### EXERCISE MATERIAL
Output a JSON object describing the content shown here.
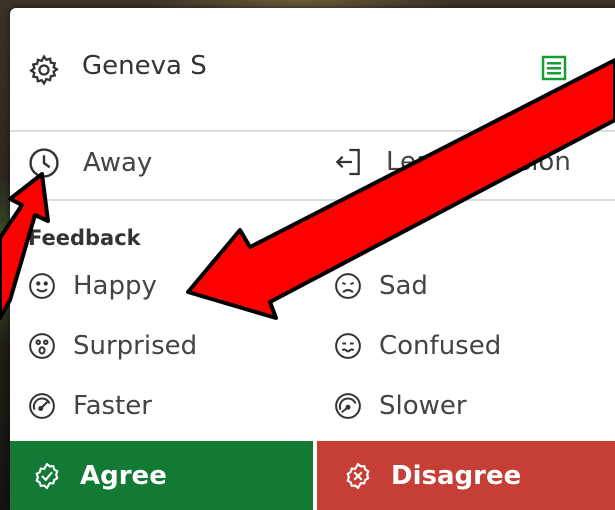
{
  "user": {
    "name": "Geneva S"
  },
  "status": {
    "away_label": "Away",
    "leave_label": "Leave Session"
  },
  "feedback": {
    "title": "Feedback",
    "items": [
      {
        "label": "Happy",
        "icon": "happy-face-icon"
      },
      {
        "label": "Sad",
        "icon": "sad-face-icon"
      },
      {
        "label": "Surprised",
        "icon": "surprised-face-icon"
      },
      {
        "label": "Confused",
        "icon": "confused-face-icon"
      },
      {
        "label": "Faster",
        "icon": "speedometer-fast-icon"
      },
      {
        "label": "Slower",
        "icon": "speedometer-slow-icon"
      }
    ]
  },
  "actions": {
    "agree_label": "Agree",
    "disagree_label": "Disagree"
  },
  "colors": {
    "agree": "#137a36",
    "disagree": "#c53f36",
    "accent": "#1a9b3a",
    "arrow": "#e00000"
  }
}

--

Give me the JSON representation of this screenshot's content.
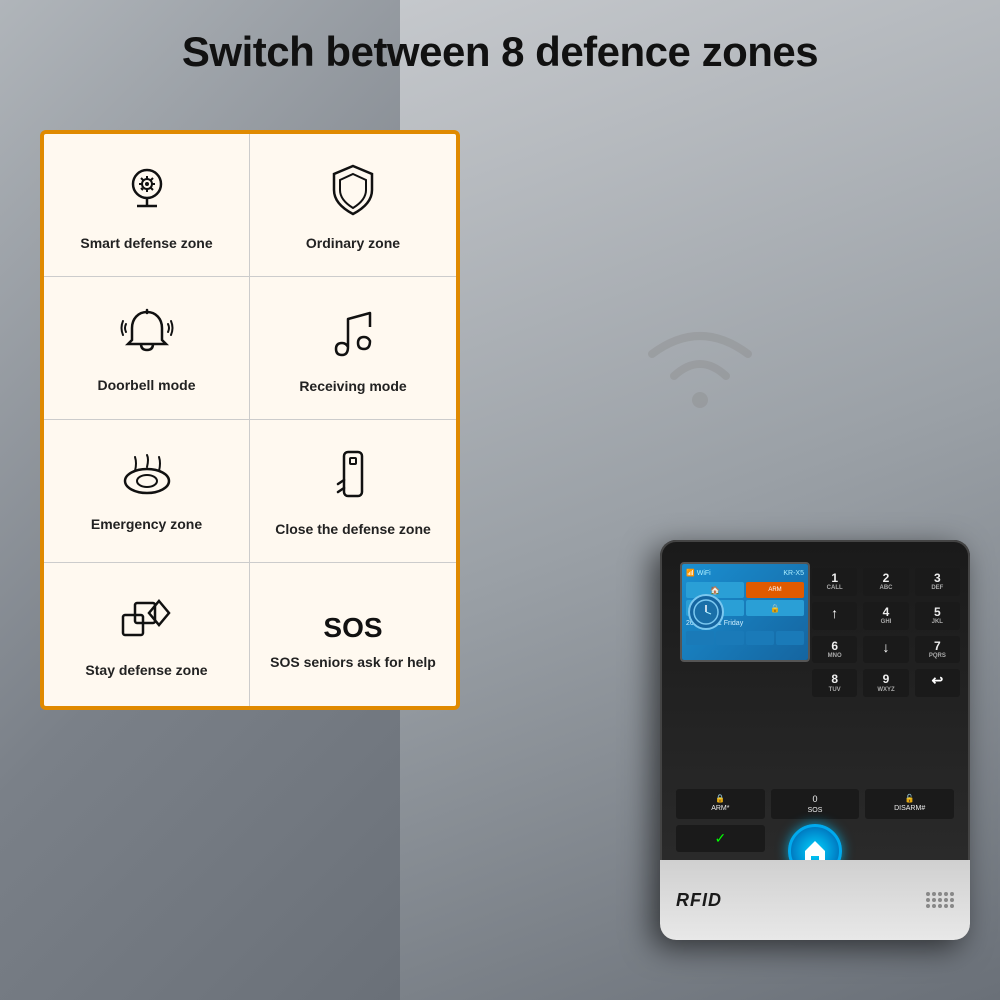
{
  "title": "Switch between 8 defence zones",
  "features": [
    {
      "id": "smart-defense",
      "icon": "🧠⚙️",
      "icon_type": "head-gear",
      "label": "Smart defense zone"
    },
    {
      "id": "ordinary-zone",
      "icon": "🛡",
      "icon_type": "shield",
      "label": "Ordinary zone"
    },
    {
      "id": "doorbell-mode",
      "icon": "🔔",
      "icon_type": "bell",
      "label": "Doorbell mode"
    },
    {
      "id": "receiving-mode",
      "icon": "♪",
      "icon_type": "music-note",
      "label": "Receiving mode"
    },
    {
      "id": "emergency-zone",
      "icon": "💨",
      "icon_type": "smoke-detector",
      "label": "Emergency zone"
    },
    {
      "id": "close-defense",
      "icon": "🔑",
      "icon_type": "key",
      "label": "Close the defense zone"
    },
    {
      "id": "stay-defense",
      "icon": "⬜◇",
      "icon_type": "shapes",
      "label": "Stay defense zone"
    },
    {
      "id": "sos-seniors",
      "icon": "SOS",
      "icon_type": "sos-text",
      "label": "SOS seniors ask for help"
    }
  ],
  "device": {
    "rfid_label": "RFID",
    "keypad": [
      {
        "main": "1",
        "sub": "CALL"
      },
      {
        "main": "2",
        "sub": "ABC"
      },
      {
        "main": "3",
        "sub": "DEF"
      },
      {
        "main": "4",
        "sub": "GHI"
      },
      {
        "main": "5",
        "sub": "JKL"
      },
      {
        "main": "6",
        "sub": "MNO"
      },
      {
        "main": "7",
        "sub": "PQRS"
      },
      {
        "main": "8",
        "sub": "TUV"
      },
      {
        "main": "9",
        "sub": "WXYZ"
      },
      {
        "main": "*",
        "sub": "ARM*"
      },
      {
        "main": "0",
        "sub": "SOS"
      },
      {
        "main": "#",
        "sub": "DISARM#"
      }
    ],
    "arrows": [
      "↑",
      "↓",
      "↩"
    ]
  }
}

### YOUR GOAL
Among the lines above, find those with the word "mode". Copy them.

### TASK RESPONSE
      "id": "doorbell-mode",
      "label": "Doorbell mode"
      "id": "receiving-mode",
      "label": "Receiving mode"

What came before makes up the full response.